We continued to the Nairobi Railway Museum which was a pleasant surprise. They had interesting train memorabilia, including an engine chair that was fixed to the front of the train that Teddy Roosevelt sat on to shoot animals during the train ride.
The museum had an outdoor area holding several old trains in original condition that visitors could explore.
On our way back, we walked right by the bus where crowds had gathered watching a couple of shirtless individuals yelling from the top of the bus. Riot police were deployed in the street.
At that street corner was the August 7th Memorial Park where the previous US embassy use to be located. It was blown up by an al-Qaeda terrorist attack in 1998 where 213 people were killed, though only 12 were the targeted Americans. The other part of the attack took place at the embassy in Dar es Salaam where 11 people were killed. Today the site is a memorial park.
Possibly due to the impending riot, they weren’t letting people in.
We walked downtown and went through a few shops and a tourist mall were I got my tourist shirt.
Our guide showed us some important buildings including Nairobi City Hall, Kenyatta International Conference Centre, the Parliament, and Nation Center and then led us back to the car. As the sun set, we watched huge marabou storks settle into their nests atop of electricity poles or shift through garbage on the streets.
Evans drove us to Carnivore, the famous restaurant known for its exotic meats. A bit of a distance away from the city, we arrived and ordered beef, lamb, ostrich and crocodile accompanied with some local beer. The meats were roasted over a fire and were quite succulent.
After dinner Evans took us back to the hotel, just as the food coma was setting in.

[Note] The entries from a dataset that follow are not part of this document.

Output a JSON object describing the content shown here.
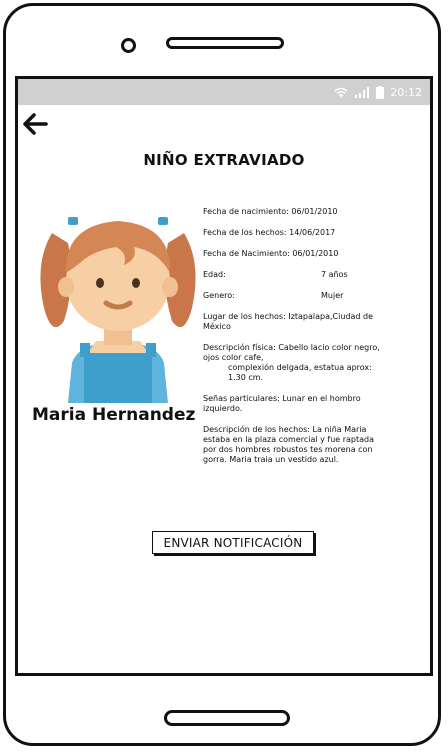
{
  "status_bar": {
    "time": "20:12"
  },
  "page": {
    "title": "NIÑO EXTRAVIADO"
  },
  "person": {
    "name": "Maria Hernandez"
  },
  "details": {
    "fecha_nacimiento_1": "Fecha de nacimiento: 06/01/2010",
    "fecha_hechos": "Fecha de los hechos: 14/06/2017",
    "fecha_nacimiento_2": "Fecha de Nacimiento: 06/01/2010",
    "edad_label": "Edad:",
    "edad_value": "7 años",
    "genero_label": "Genero:",
    "genero_value": "Mujer",
    "lugar": "Lugar de los hechos: Iztapalapa,Ciudad de México",
    "descripcion_fisica_1": "Descripción física: Cabello lacio color negro, ojos color cafe,",
    "descripcion_fisica_2": "complexión delgada, estatua aprox: 1.30 cm.",
    "senas": "Señas particulares: Lunar en el hombro izquierdo.",
    "descripcion_hechos": "Descripción de los hechos: La niña Maria estaba en la plaza comercial y fue raptada por dos hombres robustos tes morena con gorra. Maria traia un vestido azul."
  },
  "actions": {
    "send_label": "ENVIAR NOTIFICACIÓN"
  },
  "icons": {
    "back": "back-arrow-icon",
    "wifi": "wifi-icon",
    "signal": "signal-icon",
    "battery": "battery-icon"
  },
  "colors": {
    "status_bar": "#d0d0d0",
    "hair": "#c9764a",
    "skin": "#f6cfa5",
    "dress": "#3f9fcc"
  }
}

The next day, we set out early to visit some sights before our flight.
Evans picked us up and took us by the massive US embassy and UN compound. Then we passed by downtown to drop off our luggage at the Stanley.
We then headed to Karen, a residential area where the descendants of British colonialists live. They are known as the white cowboys.
Our first stop was the Giraffe Center near the Nairobi National Park. This small park is known for its family friendly event of giraffe feeding. After paying the entrance, you ascend a platform where friendly staff offer handfuls of giraffe kibbles. Then you can stick your hand out and watch as the long purple tongue of the giraffe slop up the dry food. If you are daring enough, you can also “kiss” a giraffe by holding a kibble between your lips!
There were also warthogs at the feet of the giraffes and another enclosure for large tortoises.
A short drive away is The David Sheldrick Wildlife Trust which includes an elephant orphanage. Even though we arrived a half an hour early, a line was already starting to form.
When they opened, we walked in with the huge crowd got our tickets and lined up around the fence where baby elephants were being fed with milk bottles. The park was soon packed and a man started introducing the park and the wildlife trust. Most of the elephants are orphans whose mothers are victims of poachers. After they are adults, they are returned to the wild.
Another group of older elephants joined the party. Then after their feeding, they wander around playing in the water and dirt. Sometimes the elephants walk along the fence so that the visitors can pet them when they walk by. I was even able to give an elephant a handshake! He was sticking it at me to smell and I just squeezed the end of the little trunk. So cute!
I had to be careful that he didn’t stick my hand into his mouth as you can lose fingers to elephant bites as the posted signs warned.
You can also adopt one of these critters. See their site here for details.
After that visit, we were off to Wilson Airport for our flight to Maasai Mara!